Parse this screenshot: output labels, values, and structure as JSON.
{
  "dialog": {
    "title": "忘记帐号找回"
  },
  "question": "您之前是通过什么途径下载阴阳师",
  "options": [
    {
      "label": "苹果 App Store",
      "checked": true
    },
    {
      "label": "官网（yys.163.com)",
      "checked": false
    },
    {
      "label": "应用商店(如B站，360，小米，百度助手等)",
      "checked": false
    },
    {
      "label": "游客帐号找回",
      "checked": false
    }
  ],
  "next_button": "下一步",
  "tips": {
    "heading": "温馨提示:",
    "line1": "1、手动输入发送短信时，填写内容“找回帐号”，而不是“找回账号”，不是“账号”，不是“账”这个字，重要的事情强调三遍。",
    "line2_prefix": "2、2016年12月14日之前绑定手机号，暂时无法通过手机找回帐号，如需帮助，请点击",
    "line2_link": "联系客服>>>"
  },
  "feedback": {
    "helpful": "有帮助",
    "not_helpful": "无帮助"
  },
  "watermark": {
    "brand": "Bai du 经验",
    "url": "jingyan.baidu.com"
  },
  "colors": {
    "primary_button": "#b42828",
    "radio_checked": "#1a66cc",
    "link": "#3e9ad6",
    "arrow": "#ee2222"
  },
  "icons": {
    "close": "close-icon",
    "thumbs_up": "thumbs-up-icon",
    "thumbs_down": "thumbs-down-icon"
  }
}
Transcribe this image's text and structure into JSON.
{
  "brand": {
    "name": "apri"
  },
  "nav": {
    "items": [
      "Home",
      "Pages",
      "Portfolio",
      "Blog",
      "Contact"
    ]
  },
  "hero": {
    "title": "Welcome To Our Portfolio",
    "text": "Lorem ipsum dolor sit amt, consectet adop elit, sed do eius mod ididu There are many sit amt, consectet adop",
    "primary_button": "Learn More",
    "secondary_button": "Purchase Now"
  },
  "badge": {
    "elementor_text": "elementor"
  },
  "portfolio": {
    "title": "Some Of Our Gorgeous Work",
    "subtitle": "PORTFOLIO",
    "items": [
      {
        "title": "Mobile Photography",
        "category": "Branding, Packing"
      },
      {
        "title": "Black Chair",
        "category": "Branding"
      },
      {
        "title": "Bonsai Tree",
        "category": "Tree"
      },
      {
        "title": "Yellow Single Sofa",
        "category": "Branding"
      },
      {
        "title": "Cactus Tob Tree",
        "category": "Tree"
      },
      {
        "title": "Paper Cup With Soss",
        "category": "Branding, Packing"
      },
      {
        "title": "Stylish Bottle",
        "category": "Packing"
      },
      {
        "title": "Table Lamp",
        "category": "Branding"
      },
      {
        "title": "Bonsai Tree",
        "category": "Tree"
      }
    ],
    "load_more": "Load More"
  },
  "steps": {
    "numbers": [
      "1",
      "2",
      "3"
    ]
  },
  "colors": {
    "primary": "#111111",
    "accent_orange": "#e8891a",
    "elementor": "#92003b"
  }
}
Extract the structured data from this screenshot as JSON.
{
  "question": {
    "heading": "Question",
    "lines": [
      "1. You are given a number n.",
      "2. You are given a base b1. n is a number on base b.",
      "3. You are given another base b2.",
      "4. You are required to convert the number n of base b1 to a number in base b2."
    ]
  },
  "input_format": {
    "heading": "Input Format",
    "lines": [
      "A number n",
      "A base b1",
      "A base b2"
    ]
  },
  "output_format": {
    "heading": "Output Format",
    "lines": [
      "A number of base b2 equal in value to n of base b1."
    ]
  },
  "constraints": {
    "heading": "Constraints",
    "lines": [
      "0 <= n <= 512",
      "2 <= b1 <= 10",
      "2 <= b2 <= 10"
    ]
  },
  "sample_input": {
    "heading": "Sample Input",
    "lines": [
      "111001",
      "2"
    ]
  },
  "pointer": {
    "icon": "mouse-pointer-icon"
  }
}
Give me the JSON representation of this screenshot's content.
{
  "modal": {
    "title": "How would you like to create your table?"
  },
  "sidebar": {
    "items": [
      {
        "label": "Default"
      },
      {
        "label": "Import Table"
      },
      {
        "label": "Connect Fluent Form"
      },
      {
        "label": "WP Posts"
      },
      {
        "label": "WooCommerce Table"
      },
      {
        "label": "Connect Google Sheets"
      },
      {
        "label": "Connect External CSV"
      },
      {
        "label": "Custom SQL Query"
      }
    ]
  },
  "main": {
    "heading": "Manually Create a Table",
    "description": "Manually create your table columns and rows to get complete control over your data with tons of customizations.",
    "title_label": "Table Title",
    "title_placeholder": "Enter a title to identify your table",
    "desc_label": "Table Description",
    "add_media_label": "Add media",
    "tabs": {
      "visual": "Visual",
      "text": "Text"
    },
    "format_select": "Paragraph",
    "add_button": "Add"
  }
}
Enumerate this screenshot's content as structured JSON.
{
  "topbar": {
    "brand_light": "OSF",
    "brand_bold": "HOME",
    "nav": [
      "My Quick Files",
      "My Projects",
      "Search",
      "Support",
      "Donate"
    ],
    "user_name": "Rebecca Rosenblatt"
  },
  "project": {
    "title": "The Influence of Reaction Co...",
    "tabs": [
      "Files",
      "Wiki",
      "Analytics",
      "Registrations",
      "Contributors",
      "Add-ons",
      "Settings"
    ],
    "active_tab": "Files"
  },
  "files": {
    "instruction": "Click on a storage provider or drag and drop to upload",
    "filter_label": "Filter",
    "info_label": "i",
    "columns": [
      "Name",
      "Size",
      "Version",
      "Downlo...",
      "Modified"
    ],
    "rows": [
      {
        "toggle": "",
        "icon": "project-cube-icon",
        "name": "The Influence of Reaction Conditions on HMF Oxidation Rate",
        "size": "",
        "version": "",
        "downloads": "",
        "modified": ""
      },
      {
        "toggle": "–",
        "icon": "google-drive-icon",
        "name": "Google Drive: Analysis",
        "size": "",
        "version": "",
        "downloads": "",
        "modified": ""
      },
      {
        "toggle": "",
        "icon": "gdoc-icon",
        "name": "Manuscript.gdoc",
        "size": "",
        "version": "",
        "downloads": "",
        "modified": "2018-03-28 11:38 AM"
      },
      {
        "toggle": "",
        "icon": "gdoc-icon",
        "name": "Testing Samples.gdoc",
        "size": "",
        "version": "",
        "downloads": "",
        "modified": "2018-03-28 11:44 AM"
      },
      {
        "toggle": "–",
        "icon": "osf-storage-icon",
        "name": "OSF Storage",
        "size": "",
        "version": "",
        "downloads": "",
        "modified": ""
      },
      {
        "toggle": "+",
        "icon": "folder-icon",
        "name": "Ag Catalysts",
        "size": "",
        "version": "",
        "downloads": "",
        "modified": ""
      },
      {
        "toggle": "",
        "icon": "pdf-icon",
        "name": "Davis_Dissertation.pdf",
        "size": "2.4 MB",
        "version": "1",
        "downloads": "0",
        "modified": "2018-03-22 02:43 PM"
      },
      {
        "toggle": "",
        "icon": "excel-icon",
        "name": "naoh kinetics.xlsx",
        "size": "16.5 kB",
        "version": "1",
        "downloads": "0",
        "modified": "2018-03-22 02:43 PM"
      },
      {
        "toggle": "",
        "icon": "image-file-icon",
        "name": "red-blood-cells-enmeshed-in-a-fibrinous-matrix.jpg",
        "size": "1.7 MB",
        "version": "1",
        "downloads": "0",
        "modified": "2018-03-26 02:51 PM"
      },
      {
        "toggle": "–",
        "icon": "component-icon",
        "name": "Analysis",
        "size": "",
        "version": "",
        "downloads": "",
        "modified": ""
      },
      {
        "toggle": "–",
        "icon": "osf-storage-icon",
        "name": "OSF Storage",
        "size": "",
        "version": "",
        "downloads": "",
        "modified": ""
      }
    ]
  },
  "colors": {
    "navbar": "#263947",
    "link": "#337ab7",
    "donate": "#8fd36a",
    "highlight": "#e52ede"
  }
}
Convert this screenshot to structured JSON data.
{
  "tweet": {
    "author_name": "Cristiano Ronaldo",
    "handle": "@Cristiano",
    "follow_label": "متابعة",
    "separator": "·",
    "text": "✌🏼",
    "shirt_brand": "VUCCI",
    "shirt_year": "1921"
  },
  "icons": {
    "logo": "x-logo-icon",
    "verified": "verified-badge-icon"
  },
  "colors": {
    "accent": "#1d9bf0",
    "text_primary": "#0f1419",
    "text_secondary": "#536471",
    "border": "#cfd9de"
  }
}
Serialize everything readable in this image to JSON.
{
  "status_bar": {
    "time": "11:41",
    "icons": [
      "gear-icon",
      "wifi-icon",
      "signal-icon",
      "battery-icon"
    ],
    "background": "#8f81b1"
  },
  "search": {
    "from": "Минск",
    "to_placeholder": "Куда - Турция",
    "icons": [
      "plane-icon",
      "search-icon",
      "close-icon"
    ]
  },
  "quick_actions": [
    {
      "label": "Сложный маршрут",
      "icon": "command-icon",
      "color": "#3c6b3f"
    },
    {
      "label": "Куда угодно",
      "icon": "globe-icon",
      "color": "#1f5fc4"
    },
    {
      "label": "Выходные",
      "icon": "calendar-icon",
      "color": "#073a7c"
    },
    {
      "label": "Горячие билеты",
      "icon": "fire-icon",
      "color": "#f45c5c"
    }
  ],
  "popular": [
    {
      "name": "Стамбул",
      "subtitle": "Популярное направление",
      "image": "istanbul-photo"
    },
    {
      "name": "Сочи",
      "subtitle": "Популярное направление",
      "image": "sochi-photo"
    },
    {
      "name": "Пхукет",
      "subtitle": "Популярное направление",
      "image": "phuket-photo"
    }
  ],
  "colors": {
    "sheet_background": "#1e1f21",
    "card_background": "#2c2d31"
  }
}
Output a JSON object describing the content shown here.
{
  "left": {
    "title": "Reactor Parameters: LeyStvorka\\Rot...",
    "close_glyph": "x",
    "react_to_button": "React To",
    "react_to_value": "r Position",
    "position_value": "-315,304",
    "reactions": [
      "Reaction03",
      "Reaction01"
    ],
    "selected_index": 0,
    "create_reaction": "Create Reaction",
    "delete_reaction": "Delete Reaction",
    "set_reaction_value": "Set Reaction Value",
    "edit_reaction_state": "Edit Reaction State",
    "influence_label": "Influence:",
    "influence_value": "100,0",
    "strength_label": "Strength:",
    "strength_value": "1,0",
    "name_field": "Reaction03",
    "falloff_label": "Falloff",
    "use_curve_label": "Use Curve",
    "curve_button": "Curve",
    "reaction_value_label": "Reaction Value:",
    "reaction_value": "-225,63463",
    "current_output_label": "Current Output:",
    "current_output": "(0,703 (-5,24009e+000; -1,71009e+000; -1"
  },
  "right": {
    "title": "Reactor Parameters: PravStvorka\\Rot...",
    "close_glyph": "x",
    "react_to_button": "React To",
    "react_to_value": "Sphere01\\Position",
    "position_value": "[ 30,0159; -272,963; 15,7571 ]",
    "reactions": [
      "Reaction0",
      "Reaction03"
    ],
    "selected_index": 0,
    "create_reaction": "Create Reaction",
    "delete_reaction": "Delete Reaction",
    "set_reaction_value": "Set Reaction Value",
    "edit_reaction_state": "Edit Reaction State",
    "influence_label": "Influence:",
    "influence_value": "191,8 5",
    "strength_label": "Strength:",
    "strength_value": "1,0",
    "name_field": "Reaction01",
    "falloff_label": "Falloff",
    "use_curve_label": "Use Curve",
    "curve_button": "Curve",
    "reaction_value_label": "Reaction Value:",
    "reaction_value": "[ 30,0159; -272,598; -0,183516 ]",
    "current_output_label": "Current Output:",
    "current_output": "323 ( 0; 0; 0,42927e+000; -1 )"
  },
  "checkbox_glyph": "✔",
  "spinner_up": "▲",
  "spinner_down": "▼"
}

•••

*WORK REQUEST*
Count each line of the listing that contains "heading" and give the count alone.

*YOUR SOLUTION*
7